2 min readMay 10, 2021

Here’s something to ask yourself.

Are you afraid to change?

Consider this quote from WH Auden’s long poem The Age of Anxiety:

“We would rather be ruined than changed. We would rather die in our dread
Than climb the cross of the moment and see our illusions die.”

Auden accurately captured the state of B2B sales as it is practiced today.

Too many sellers would rather keep selling the way they do, knowing full well that it doesn’t work as it could or should, than leave their comfort zones and confront the truth of its fundamental failure.

Would you rather fail than change? Do you have the courage to change?

Because the only future you need to dread is the one that looks like today.

Which is the problem. Technology notwithstanding, B2B selling today looks an awful lot like it did 20, 30 and 40 years ago. Sellers repeat the same bad sales behaviors from decades ago.
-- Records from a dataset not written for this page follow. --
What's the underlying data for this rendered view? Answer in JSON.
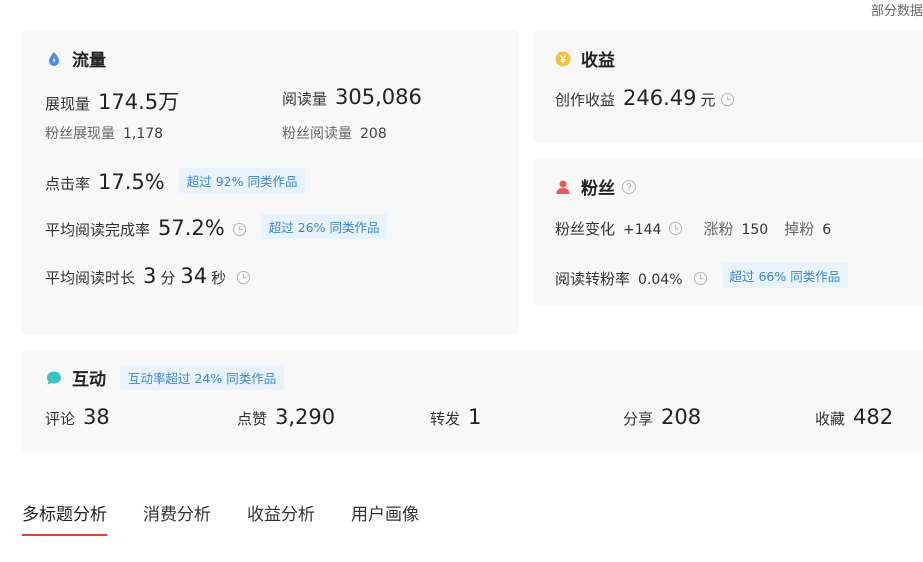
{
  "corner_note": "部分数据",
  "traffic": {
    "title": "流量",
    "impressions": {
      "label": "展现量",
      "value": "174.5万"
    },
    "reads": {
      "label": "阅读量",
      "value": "305,086"
    },
    "fan_impressions": {
      "label": "粉丝展现量",
      "value": "1,178"
    },
    "fan_reads": {
      "label": "粉丝阅读量",
      "value": "208"
    },
    "ctr": {
      "label": "点击率",
      "value": "17.5%",
      "badge": "超过 92% 同类作品"
    },
    "completion": {
      "label": "平均阅读完成率",
      "value": "57.2%",
      "badge": "超过 26% 同类作品"
    },
    "duration": {
      "label": "平均阅读时长",
      "minutes": "3",
      "min_unit": "分",
      "seconds": "34",
      "sec_unit": "秒"
    }
  },
  "income": {
    "title": "收益",
    "label": "创作收益",
    "value": "246.49",
    "unit": "元"
  },
  "fans": {
    "title": "粉丝",
    "change": {
      "label": "粉丝变化",
      "value": "+144"
    },
    "gain": {
      "label": "涨粉",
      "value": "150"
    },
    "loss": {
      "label": "掉粉",
      "value": "6"
    },
    "conversion": {
      "label": "阅读转粉率",
      "value": "0.04%",
      "badge": "超过 66% 同类作品"
    }
  },
  "interaction": {
    "title": "互动",
    "badge": "互动率超过 24% 同类作品",
    "items": [
      {
        "label": "评论",
        "value": "38"
      },
      {
        "label": "点赞",
        "value": "3,290"
      },
      {
        "label": "转发",
        "value": "1"
      },
      {
        "label": "分享",
        "value": "208"
      },
      {
        "label": "收藏",
        "value": "482"
      }
    ]
  },
  "tabs": [
    {
      "label": "多标题分析",
      "active": true
    },
    {
      "label": "消费分析",
      "active": false
    },
    {
      "label": "收益分析",
      "active": false
    },
    {
      "label": "用户画像",
      "active": false
    }
  ],
  "colors": {
    "accent": "#e03c3c",
    "badge_bg": "#e8f3ff",
    "badge_text": "#3a86d6",
    "traffic_icon": "#4a8df0",
    "income_icon": "#f5c242",
    "fans_icon": "#e85a5a",
    "interaction_icon": "#3cc4c4"
  }
}
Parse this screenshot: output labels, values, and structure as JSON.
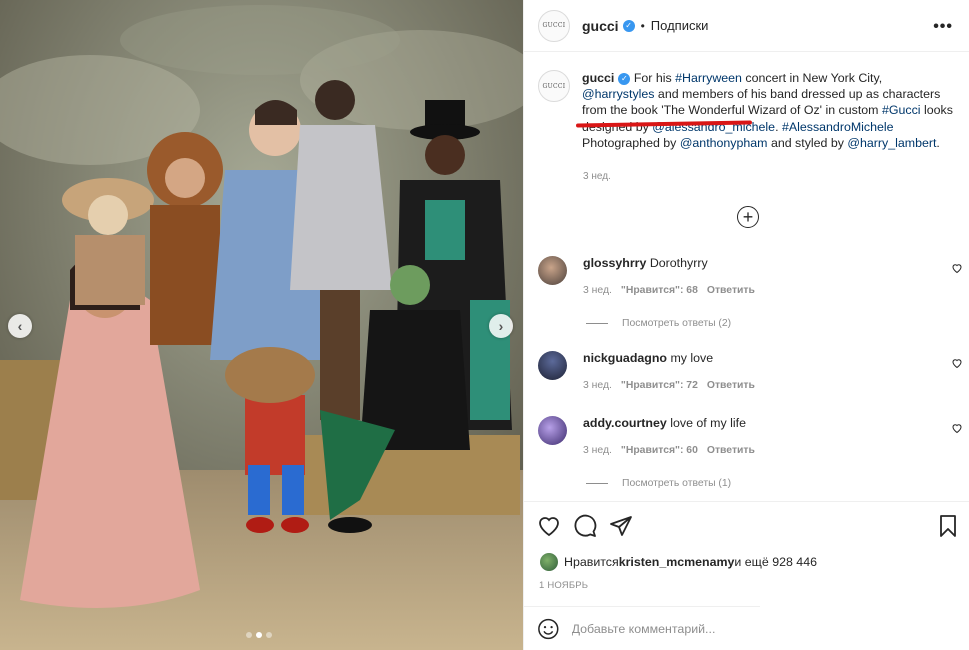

Sellers make the same mistakes with buyers. Buyers still don’t believe sellers have value to add. Sellers fail at the same high rates.

Auden hit it right on the mark. We’re too timid. And fearful of change.

It seems that sellers would rather limit their futures than give up the illusion that they’re on the right track today.

Which is ironic because isn’t that the argument that sellers make to their buyers everyday about the dangers of sticking with the status quo?

Changing how you sell starts with you.

Start by asserting control over your personal selling process.

Take the time to analyze what you do that makes a difference in the moments that matter.

Focus on what you can learn to grow as a person; to improve your ability to connect and build trust with your buyers.

Experiment with how you behave in front of buyers. Do really understand the things that you do or say that actually influence the choices of your buyers?

In truth, if you’re paying attention to the details of how you work, no one should know better than you what you can do to improve.

Waiting for your sales boss to tell you what to do should be the last thing you do.

Follow Andy on LinkedIn.